Sir Malcom Rifkind, (a former British Foreign Secretary) writes in ‘The Diplomat’ that ‘while the United States’ “pivot” is welcomed by much of Asia, it is causing concern to the nations of Western Europe’. How does he think Europe should react?
He recommends three priorities for Europeans –
- Do more for their own security (through increased contributions to NATO and interoperability)
- Do some of their own ‘outreach’ to Asia – but his examples are only of economic development and trade initiatives.
- Be happy the US is ‘back’ in Asia because we can ride on their coat-tails.
Considering his present role (chairman of the Parliamentary Intelligence and Security Committee), these three seem a bit meagre. (1) is old wine in new bottles. The UK has been playing this tune since before the pivot was a twinkle in Obama’s eye. (2) and (3) are lacking punch in security or diplomatic terms.
Could it be a simple matter of that famous UK Conservative party ‘euro-scepticism’? There is no mention of the EU or its ‘Strategic framework for enhanced partnerships’ with Asian nations, not the EU ‘Strategic Partnership’ with China. His underlying logic seems to be that Europe should not relate directly to Asia except on economic issues, and should channel all strategic/security matters through the US alliance.
Kurt Volker has something to say about that. He wants the United States to apply similar ‘pivot-like’ attention to Europe and to have ‘a global strategy that integrates thinking about both Europe, Asia and other parts of the world‘.
Joe Nye and Dan Drezner argue (for different reasons) that the pivot doesn’t mean any reduction in attention to Europe, but how can that be true? You can’t prioritize everything. Unless you are increasing committed resources, you are in a ‘zero-sum’ game. Obama comitted to maintaining force levels in Aisa, and the USMC deployment to Australia represents an increase. But an increase in US military resources is exactly what we are not expecting. Judging from what the new US Secretary of Defence, told us in October (“we are facing dramatic cuts with real implications for alliance capability”), this will come at the expense of commitments outside Asia, maybe in Europe. US Asia hand Michael Green certainly seems to think so:
‘Polls by the German Marshall Fund show that a substantial majority of Americans now think Asia is the most important region in the world to the United States. Corporations overwhelmingly see Asia as the center of their global growth strategies. Even amidst defense budget cuts, the Pacific Command is being reassured by the administration that force structure reductions will happen in Europe and not Asia’
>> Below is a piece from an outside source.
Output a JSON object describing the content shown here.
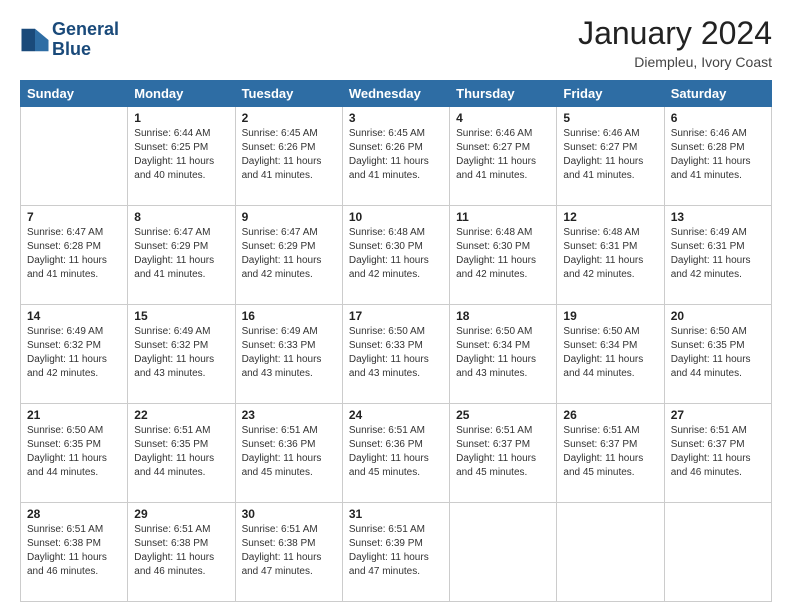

Or maybe not. David Blumenthal sees it differently, that if this is a pivot ‘away from’ South Asia and the Middle East. He does not mention Europe. But a more general sucking sound can be detected in the European area. The preparations for the NATO Chicago summit give prominence to the idea of ‘Smart Defence’, which means the allies must ‘prioritise, we must specialise, and we must seek multinational solutions’. But remember the speech the old US Secretary of Defence gave before bowing out, about how NATO allies had to get ready to do more for themselves (“smart defence initiatives are not a panacea”)? Washington expects… Welcome to austerity NATO.
So much for the US strategy, but who has a European strategy?
‘Europe Stumbles’ is the verdict of Nicholas S. Siegel, who quotes President of the European Council, Herman Van Rompuy, saying in a speech last week:“The twentieth century was an Atlantic century, while the twenty-first is going to be a Pacific one”. What is he planning to do about it?
According to James Rogers, HermanVon Rompuy’s ideas are “naïve and wrong. Why? Because it ignores the role played by military power”. Rogers suggests Von Rompuy take inspiration from the dedicatee of his speech – Churchillian boldness is the answer:
‘Ultimately, Europeans should come to their senses. There is no such thing as a pax commercium devoid of military power; after all, if looked at over a longer time-frame, trade has not led to peace. Even though international trade has grown rapidly over the past five-hundred years, each century has been bloodier than the last. Instead, as Churchill would have no-doubt counselled, Europeans should look once again at the utility of their armed forces, particularly their ability to mount expeditionary operations in the Indo-Pacific zone, to protect their interests in the event of a regional conflict. They should also seek to deter wars between third powers through the threat of European intervention, and to ‘show the flag’ in order to build confidence among their ‘strategic partners’, some of whom should eventually be co-opted into a full alliance. In short, Europeans should stop their rapid de-militarisation and self-inflicted drive to irrelevance. And then they should work hard to reverse it.’
What would Sir Winston’s fellow proud Tory Sir Malcom say to that?